Valuable lesson #13: MIT Professor reinvents the blog.
July 12, 2012 § Leave a comment
I’m a professor at MIT; I study how people share information online and am optimistic about better communication helping to create a better world. But paradoxically, as ever more novel communication technologies are emerging, there are serious breakdowns in meaningful communication.
The United States shows an ever-widening schism between political left and right who refuse to even talk to each other, let alone compromise in tackling national challenges. Blogs are hyper-partisan, speaking only to the true believers and reinforcing their preconceptions. Social network tools like Twitter and Facebook are great for chatting with friends about inconsequentialities, but actually decrease our tendency to pay attention *outside* our social circle. When is the last time you used social media to change the mind of someone who disagreed with you about something that actually mattered?
I signed up for The Listserve to help me think about tools that could enhance communication among strangers. It’s great to communicate to a huge group of listeners. But what’s next? How could this turn into a multi-way conversation? What about a blog where one random person posted every day but everyone could respond in the comments? With 20,000 people on the list, how could we handle everyone talking at once? What are the tradeoffs between picking a random sender versus using social moderation to choose the “best” one, whatever that means? How could this large group work together to map out the pros and cons of an important issue and decide on a best policy?
“I miss the careful nuance of the situation (which in fact pertains to open and closed communities and content) and just quote The Filter Bubble instead. As such, I am entirely unaware of the subversive content on sites like Twitter, where people challenge problematic social standards daily. My solution is to have these random emails on an open blog instead!
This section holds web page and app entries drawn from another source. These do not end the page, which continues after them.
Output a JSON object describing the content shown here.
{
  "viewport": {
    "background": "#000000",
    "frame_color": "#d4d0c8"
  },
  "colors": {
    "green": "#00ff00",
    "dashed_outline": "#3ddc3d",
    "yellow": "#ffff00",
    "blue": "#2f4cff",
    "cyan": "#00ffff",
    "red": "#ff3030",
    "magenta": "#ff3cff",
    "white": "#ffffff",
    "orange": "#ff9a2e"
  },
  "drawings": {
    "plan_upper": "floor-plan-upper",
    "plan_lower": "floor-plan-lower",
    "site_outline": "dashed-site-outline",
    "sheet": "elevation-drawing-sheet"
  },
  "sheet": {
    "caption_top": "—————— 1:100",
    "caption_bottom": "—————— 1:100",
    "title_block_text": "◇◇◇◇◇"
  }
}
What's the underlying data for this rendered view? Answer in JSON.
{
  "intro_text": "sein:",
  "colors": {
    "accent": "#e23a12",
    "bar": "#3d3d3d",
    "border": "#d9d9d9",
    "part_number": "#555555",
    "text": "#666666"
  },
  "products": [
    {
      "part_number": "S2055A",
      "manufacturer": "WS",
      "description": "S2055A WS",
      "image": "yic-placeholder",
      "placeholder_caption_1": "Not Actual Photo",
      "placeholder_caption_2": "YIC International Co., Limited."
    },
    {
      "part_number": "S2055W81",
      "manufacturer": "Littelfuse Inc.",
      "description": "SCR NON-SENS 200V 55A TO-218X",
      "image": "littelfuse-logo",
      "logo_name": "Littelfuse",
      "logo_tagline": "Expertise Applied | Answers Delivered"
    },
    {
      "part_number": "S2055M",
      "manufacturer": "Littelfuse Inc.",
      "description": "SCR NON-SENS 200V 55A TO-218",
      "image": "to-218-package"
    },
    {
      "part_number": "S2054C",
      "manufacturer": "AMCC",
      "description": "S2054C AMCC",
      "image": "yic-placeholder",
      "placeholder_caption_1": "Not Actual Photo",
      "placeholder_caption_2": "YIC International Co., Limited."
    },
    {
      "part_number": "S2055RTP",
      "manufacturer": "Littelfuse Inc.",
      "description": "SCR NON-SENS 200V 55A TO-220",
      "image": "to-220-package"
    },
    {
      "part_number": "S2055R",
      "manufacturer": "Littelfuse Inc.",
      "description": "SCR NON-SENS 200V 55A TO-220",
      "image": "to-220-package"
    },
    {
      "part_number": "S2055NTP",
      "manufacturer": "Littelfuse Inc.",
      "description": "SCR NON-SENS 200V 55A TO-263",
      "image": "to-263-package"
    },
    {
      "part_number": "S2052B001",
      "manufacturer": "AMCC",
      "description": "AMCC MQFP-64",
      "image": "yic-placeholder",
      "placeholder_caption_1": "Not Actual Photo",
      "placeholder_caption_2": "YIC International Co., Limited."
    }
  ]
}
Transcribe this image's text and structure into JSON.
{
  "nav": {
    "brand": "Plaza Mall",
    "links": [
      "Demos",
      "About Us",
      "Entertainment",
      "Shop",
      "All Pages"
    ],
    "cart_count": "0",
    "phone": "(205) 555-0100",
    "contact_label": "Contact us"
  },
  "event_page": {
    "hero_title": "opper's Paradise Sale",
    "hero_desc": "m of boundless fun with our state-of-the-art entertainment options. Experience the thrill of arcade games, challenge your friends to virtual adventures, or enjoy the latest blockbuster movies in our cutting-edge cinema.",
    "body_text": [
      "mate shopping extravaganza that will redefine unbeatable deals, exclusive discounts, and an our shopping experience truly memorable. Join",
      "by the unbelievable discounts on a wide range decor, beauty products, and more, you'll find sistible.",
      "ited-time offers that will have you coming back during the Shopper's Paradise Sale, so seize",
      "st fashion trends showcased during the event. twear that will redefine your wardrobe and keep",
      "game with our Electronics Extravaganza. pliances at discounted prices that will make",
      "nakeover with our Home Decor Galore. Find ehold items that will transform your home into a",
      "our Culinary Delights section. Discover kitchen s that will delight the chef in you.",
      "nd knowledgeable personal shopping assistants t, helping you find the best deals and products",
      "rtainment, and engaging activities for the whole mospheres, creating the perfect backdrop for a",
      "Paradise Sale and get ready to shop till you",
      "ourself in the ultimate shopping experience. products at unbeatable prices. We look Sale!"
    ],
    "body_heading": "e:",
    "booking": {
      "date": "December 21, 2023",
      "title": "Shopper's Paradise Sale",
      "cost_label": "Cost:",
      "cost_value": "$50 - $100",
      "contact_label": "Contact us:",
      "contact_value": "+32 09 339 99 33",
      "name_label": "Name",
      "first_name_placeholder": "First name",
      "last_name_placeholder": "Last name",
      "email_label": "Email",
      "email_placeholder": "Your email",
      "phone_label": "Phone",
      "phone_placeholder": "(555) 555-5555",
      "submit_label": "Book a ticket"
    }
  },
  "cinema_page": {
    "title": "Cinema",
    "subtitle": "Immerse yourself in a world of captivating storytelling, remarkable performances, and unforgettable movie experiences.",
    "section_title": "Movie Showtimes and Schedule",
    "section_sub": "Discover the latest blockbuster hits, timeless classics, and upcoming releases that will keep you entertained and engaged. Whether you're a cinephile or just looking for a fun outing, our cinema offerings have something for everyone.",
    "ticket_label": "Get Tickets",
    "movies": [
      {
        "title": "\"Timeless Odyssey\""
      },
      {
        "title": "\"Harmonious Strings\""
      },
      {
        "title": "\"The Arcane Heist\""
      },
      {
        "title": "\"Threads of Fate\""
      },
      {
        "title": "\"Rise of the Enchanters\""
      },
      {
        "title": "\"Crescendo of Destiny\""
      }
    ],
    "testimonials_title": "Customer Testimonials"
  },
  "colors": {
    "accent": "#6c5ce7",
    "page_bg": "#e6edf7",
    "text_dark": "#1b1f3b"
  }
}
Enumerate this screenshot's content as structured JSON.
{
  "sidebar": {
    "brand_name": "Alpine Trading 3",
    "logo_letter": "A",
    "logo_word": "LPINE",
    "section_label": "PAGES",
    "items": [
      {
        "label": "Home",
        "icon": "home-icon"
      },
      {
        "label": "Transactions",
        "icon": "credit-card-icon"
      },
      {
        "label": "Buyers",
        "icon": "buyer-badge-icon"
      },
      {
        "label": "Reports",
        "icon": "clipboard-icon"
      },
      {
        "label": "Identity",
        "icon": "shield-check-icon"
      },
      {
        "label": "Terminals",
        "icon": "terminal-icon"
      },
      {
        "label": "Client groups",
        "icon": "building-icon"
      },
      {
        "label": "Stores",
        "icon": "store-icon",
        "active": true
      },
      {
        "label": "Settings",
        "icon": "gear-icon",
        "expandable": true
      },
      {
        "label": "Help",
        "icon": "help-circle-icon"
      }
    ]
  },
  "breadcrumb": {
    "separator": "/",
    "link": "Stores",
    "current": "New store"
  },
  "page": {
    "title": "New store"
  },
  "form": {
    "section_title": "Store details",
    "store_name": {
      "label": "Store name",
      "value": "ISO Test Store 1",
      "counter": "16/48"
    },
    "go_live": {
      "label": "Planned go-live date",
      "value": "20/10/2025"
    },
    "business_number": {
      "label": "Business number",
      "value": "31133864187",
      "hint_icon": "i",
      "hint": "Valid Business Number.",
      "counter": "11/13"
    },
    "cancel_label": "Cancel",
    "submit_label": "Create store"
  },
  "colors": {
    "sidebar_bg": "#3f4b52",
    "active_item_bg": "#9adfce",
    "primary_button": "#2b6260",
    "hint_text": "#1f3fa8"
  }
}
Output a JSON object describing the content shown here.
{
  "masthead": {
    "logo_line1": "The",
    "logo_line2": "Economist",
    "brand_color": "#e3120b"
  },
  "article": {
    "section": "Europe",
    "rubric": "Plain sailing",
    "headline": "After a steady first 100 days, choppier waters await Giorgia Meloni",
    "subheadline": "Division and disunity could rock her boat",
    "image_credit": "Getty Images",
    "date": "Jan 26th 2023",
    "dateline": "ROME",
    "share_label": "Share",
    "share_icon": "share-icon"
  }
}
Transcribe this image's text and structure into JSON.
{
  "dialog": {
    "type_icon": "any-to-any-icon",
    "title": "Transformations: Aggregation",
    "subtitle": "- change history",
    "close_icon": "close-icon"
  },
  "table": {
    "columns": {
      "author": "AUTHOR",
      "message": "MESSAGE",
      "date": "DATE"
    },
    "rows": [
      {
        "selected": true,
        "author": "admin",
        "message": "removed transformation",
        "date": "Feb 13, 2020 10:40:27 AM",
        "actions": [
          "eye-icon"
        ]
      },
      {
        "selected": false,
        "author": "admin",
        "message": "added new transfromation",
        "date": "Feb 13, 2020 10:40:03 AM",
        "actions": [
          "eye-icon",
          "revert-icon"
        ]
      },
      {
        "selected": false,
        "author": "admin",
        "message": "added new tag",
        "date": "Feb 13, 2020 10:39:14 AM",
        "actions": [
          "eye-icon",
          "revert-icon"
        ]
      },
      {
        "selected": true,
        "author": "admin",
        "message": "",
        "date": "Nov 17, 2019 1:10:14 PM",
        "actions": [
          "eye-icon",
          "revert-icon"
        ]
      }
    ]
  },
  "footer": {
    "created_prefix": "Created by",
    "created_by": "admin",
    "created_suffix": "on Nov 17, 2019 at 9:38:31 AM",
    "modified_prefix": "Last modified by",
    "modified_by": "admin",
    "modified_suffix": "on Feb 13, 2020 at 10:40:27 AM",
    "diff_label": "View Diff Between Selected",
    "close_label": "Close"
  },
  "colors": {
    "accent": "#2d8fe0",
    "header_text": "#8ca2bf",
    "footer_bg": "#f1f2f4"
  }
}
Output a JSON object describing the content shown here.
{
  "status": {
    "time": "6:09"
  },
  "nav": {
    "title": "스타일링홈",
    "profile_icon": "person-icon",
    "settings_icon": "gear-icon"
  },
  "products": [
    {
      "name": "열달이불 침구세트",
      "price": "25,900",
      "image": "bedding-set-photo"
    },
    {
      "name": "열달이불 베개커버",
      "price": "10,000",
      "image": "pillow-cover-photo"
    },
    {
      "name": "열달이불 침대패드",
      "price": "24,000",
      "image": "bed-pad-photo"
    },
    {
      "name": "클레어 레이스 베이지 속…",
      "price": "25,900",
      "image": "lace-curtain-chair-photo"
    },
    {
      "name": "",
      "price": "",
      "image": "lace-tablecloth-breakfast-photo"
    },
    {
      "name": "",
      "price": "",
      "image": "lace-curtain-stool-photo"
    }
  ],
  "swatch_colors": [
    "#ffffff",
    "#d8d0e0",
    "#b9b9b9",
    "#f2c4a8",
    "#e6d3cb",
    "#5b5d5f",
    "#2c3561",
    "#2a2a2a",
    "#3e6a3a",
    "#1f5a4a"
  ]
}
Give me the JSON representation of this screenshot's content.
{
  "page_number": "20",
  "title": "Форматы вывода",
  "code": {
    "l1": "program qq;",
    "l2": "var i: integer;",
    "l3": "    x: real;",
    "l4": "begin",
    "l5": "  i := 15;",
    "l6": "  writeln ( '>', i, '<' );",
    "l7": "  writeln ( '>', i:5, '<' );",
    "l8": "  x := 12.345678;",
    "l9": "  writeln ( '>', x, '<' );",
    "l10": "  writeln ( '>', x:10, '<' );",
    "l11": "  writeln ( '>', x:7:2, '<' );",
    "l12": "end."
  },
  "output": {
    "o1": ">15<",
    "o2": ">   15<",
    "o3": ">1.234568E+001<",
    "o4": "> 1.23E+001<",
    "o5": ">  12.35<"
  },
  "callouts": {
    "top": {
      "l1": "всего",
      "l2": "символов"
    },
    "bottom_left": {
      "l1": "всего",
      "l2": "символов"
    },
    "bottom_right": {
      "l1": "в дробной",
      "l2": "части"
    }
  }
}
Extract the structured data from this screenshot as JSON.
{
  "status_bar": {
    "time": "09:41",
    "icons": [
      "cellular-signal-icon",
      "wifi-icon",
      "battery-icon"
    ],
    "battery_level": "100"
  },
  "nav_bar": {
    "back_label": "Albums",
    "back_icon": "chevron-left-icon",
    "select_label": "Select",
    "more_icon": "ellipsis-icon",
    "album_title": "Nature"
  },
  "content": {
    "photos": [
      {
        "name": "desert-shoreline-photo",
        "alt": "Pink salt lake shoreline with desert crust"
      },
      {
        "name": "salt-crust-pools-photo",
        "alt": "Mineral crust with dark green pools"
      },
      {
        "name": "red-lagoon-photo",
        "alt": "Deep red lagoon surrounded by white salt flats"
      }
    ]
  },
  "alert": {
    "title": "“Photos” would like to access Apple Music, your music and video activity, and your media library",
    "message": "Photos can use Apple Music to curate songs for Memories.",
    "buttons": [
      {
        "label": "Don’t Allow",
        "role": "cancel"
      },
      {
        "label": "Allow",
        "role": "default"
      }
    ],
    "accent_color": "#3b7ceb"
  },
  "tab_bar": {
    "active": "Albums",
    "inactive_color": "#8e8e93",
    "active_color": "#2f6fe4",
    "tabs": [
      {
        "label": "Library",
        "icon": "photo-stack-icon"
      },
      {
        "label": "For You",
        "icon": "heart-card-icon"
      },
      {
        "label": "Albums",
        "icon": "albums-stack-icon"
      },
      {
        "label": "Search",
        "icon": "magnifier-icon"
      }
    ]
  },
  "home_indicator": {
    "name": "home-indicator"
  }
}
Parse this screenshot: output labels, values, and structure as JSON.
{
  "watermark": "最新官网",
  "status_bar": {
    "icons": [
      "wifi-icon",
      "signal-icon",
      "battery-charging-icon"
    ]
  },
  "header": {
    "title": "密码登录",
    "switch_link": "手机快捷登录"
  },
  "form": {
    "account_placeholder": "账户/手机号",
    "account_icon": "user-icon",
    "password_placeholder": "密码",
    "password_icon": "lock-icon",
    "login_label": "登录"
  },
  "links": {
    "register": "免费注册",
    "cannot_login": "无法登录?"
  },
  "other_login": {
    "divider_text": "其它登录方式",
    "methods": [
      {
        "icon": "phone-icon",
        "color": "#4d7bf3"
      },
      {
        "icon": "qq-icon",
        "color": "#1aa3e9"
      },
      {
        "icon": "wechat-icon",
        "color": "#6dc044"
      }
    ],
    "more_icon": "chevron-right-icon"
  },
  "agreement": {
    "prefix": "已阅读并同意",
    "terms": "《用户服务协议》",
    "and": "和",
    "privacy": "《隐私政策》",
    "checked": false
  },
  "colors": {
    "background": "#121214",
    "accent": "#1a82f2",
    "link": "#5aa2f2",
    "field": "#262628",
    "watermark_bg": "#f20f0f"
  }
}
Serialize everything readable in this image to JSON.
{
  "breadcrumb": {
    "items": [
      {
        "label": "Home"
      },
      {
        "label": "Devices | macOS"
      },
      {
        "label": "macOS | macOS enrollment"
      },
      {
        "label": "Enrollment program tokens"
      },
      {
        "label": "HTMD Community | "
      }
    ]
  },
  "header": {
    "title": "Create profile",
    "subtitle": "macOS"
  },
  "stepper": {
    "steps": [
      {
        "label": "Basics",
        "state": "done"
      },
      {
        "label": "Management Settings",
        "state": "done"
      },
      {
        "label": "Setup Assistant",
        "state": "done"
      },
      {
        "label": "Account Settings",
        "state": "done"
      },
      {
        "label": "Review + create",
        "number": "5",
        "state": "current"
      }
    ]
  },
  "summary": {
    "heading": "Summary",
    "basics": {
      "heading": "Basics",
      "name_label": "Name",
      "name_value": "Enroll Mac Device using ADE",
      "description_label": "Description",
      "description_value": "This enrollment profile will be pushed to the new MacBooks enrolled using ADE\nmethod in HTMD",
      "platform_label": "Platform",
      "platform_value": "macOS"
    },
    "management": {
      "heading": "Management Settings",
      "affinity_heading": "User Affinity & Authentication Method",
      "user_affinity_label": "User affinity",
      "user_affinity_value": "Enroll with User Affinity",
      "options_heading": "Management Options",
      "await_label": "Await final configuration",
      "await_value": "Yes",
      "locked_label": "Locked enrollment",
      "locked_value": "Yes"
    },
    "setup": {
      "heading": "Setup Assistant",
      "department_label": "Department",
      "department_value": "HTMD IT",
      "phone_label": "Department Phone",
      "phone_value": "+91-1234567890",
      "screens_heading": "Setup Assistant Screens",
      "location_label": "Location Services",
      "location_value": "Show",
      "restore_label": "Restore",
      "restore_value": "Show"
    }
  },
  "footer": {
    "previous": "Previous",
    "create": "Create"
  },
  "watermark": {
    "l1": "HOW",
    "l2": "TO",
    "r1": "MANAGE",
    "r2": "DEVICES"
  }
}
If only someone would, like, set up a WordPress or something and the content was there so that people could comment and critique it…”